It’s crazy to see how many people cared about Brandon.
ENOSBURG — On a night that was about anything but the final score, the final score had the last say.
The 11 points by which Enosburg won Monday night’s basketball game matched the number on the jersey that looked down upon the orange-clad fans packing the gymnasium, filled to honor former Enosburg student Brandon Gleason as his uniform was retired.
Gleason, killed by an allegedly impaired driver late last March as he neared the end of his senior year at Enosburg, was a multi-sport star who scored 1,002 points in basketball and was probably the finest scholastic volleyball player Vermont has seen in its brief history with the sport — he was a three-time winner of the state championship tournament Outstanding Player trophy that now bears his name.
But it was Gleason’s impact off the court — both as the outgoing, welcoming-to-all life of the school day and as a focal point even after his death — that elicited the outpouring of caring that has since blanketed the small corner of the world in which he lived.
“I think that there has been a greater sense of togetherness for many of the kids, knowing that it’s important for them to take care of each other,” said Jay Nichols, the school district’s superintendent and a longtime coach and official in northeastern Franklin County. “I think it’s allowed them to be a little more tolerant. It’s allowed them to realize that they need to be careful about the decisions they make.
“Because life is fleeting. Life can end and you may never see it coming. To me, those types of things, if there’s any good that comes out of it, it’s that.
“And the sense of community. The community of Enosburg has really pulled together in a lot of ways to support the kids, parents supporting each other. This community’s been hit by a lot of tragedy. So many kids. It seems like every generation, we lose a couple of kids.”
Nichols spoke while Enosburg and Missisquoi players resumed warming up for their basketball game, moments after Gleason’s No. 11 jersey had been raised to the gym rafters by his older sister Maria and his younger brother, Devyn.

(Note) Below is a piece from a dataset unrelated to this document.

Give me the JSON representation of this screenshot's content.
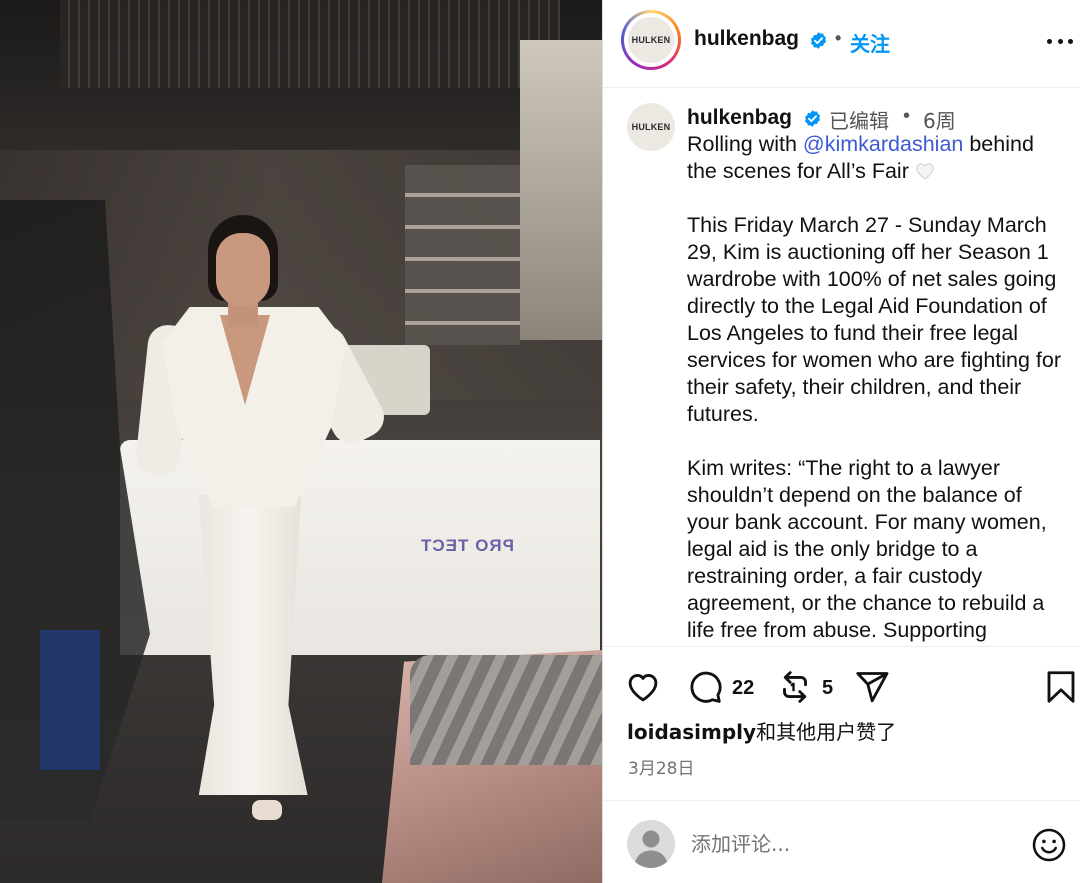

Maria Gleason was the first in the family to score 1,000 points in basketball at EFHS, after Will just missed the milestone when a broken wrist shelved most of his senior year. But Devyn may well make it three; he won the local Hoop Shoot and finished second in the district. Noting that Devyn is only in third grade at the moment, his sister couldn’t resist a scouting report: “He’s really good, though.”
Having also lost their mother years earlier, the Gleason siblings were hit hard by their brother’s sudden passing. But, Maria said, they take comfort in having learned just how many people care about those in their community in general, and cared about Brandon in particular.
“It’s crazy to see how many people cared about Brandon. There are probably thousands of people who were affected by this. It’s neat to see how many people appreciated him.”
Included in that group were the Hornets’ opponents in Monday night’s game. Missisquoi coach Jim Bose had been the varsity coach at Enosburg Falls H.S. before moving to Swanton, and the rural communities share many ties in way of life and bloodlines.
MVU senior Tyler Cooper, who had played opposite Gleason on the court as recently as last winter, reflected on the importance of things beyond scores in a Facebook tribute that also recognized the number of regular-season games his struggling team has remaining.
“It was an honor being able to see that #11 jersey raised in that gym tonight and playing against Brandon over the years and being apart of that tonight. Good team effort tonight. By both sides. 11 more games. 11 more chances to turn our season around.”
Should the Thunderbirds win their next game by 11 points, few who were in the Enosburg gym Monday night would be surprised.
Gleason, like the others in her family is someone who if she wasn’t playing one sport it was because two were available, said attending games at the school naturally reminds her of her younger brother.
“It’s emotional. But it’s nice to see that people still think about him all the time.”
She echoed Nichols’ assessment of how that loss has affected the students and others in her community.
“Mostly people trying to be better people: Be nicer to everyone, and accept everyone. It’s awesome to see people appreciate everyone, and accept them for who they are. Like he did.”